The highs differ. I can usually smell the high, which is a weird thing to say [laughs], It’s like ammonia or something similar to that. After that, it’s just the feeling of being lethargic.
Being a Type 1 diabetic, there are a lot of things that are involved. Every day isnt the same, but the more I have a routine with what I’m eating and drinking, the better. I know how many carbs, how much sugar is in each food, the amount of protein that I’m getting, and I know the way that it is going to affect my body. I’m able to manage that and give myself insulin before that to a very precise level. It also helps my body. I know when my body feels strong and healthy, usually my diabetes is better, too.
What’s a typical breakfast, lunch and dinner look like for you?
First, I start the day with a Rockin’ Protein. I’ll have a banana, some eggs and some oatmeal. That’s my morning routine. Usually, I’ll go to a workout, and I’ll have another Rockin’ Protein. Obviously, I spend a lot of calories, do a lot of things throughout the day and I’m a pretty big person that needs a lot of protein. My lunch is usually a bit lighter. I’ll have some rice, chicken, and some fruit before we go to practice. After practice, it’s another Rockin’ Protein. For dinner, I try and stay clean but it’s definitely my biggest meal because I have to replace what I’ve lost. My go-to is rice, salmon, or chicken. A salad, preferably, especially if I had fruit earlier. Before I go to bed, I’m having another Rockin’ Protein.
With all the data you have from a performance perspective, has been there a food you had to eliminate because of how it made you feel?
I’ve noticed that I do better eating salmon, chicken, and turkey. I think I’m a little slower if I’m eating red meat and I have a game the next day.

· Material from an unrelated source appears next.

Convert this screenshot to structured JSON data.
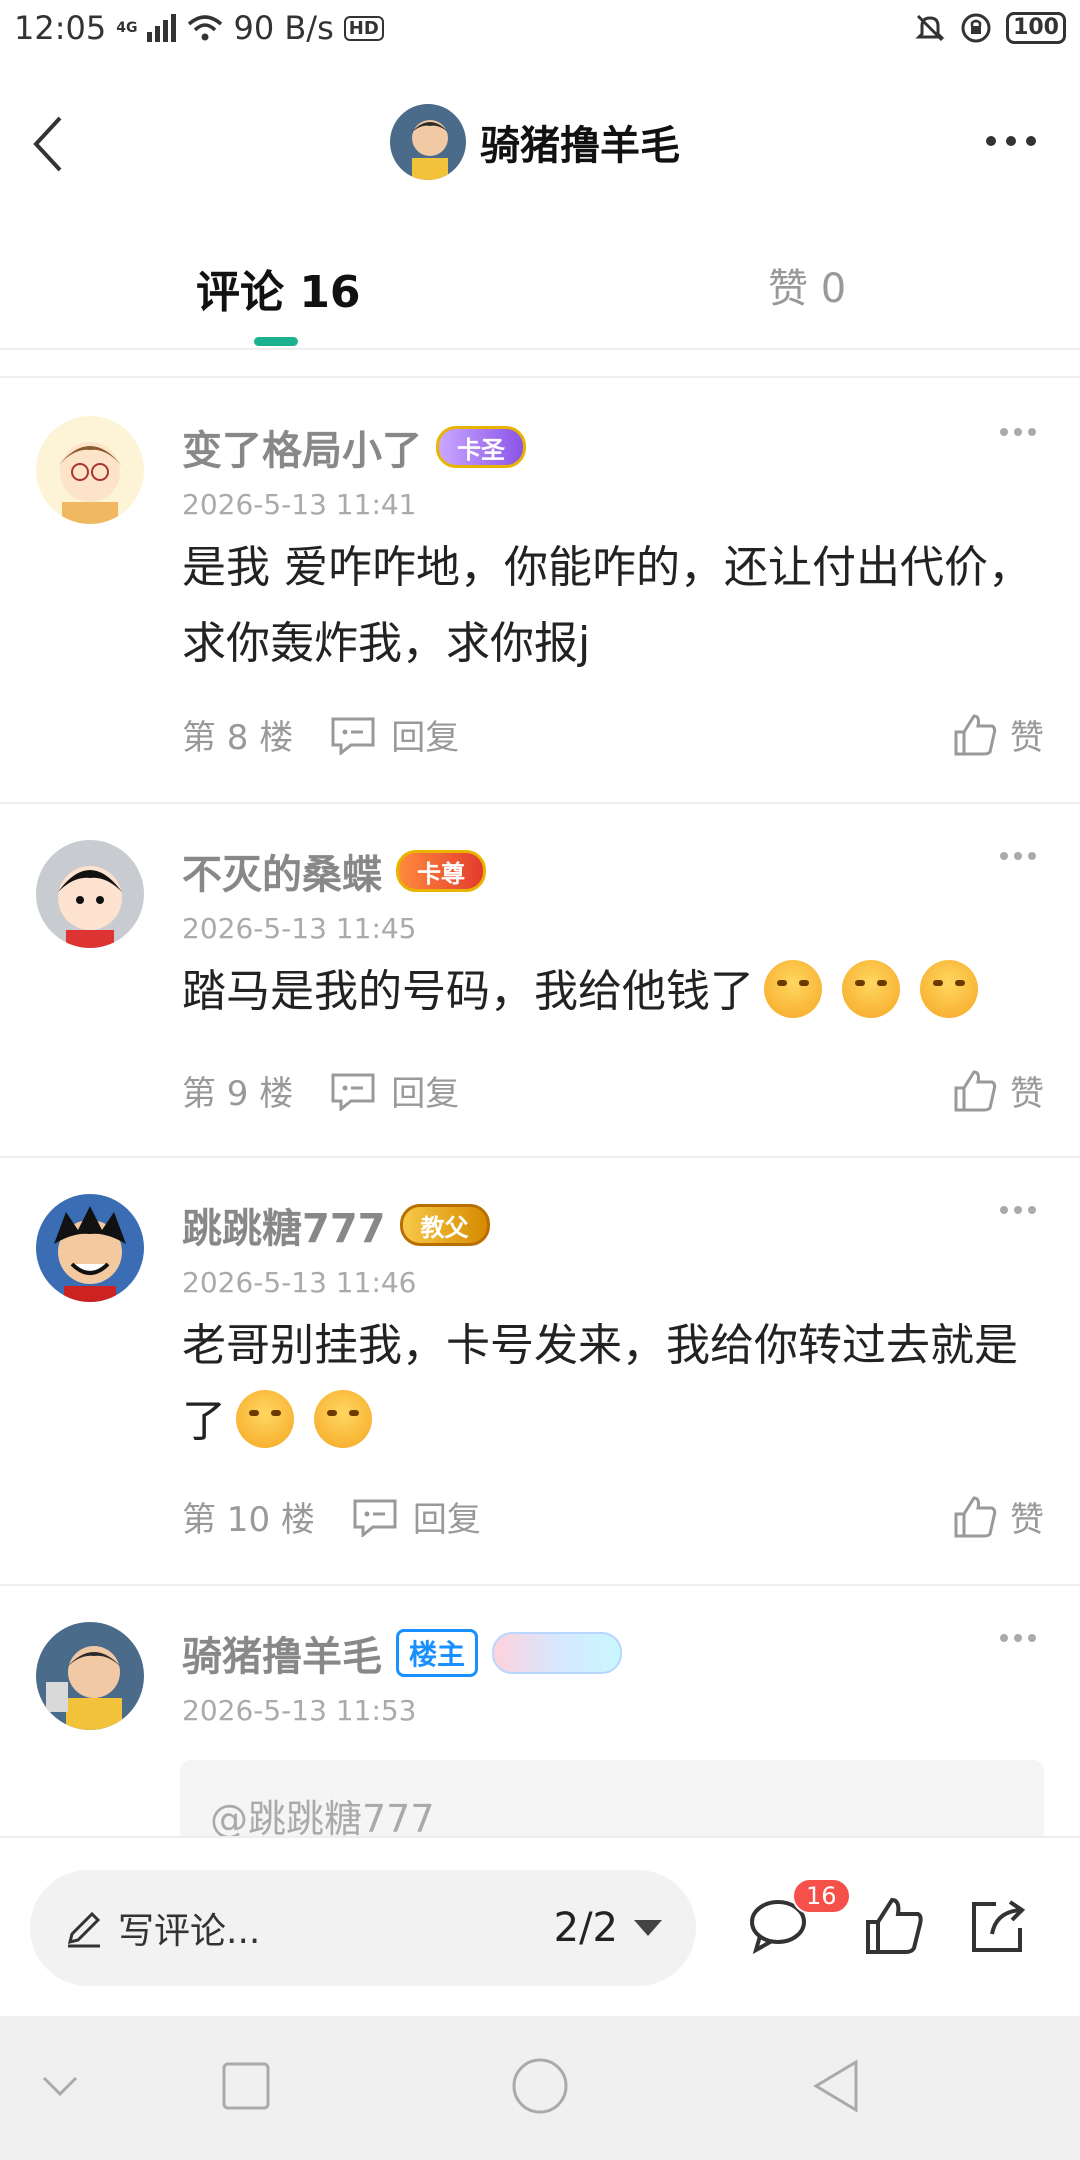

I don’t think I’m as fast or twitchy if I don’t eat a bit cleaner. I think red meat does weigh me down and that’s me being super picky and hyper-focused on my body. But I don’t have too many things that affect me like that.
What is a game day ritual you have to do to make sure you’re comfortable when you step on the field?

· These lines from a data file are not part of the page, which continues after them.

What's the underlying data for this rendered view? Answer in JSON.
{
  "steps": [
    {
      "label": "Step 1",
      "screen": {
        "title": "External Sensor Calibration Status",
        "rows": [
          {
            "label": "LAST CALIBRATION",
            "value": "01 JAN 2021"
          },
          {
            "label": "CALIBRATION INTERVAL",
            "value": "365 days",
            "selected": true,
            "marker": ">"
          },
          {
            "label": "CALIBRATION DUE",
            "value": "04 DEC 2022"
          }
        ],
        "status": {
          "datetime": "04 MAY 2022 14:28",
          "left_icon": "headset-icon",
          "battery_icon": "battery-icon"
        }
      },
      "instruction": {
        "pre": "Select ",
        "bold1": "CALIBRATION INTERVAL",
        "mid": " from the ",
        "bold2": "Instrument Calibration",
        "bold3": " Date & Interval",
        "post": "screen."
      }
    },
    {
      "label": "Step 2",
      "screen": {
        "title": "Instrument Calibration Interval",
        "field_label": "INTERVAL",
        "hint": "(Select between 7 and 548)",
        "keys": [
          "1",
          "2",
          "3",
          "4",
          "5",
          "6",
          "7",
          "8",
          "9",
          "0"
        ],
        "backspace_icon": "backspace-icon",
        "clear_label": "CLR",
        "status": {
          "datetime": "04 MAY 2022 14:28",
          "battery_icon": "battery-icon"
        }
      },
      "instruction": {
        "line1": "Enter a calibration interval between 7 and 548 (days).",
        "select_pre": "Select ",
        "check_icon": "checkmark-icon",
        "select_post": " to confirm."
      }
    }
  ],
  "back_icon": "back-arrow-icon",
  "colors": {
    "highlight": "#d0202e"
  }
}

I’m somewhat of a superstitious person. I wake up and my main thing is my mental. I try to keep my mental right. I try and think about the right things and to try and do the right things. I thank God for putting me in the situation that I am. To get to play this beautiful sport for a living and be able to have my last name on the back of a jersey is an incredible thing. There’s so much that I’m able to play for, so many people that I’m able to play for. There’s an entire diabetes community that I’m able to carry with me. On game days, I’m able to think about that but also do the right things when I keep my numbers in check. When it’s game day, that’s my job. I have a duty to play myself at the highest level and to show people they can do it with Type 1 diabetes also. I’m very aware of what’s going on with my body and I’m super locked in on those days.
What is your central message to those with diabetes?
If you just gotten diagnosed and you’re struggling, just know that you’re not alone, which is most important. There are other people that are going through the same thing that you’re going through. It’s going to be a change and there are things in your life that are going to be different, and you might be a little different than someone else, but that’s OK Just keep on going, keep on fighting each and every day. Don’t lose that fight or hunger.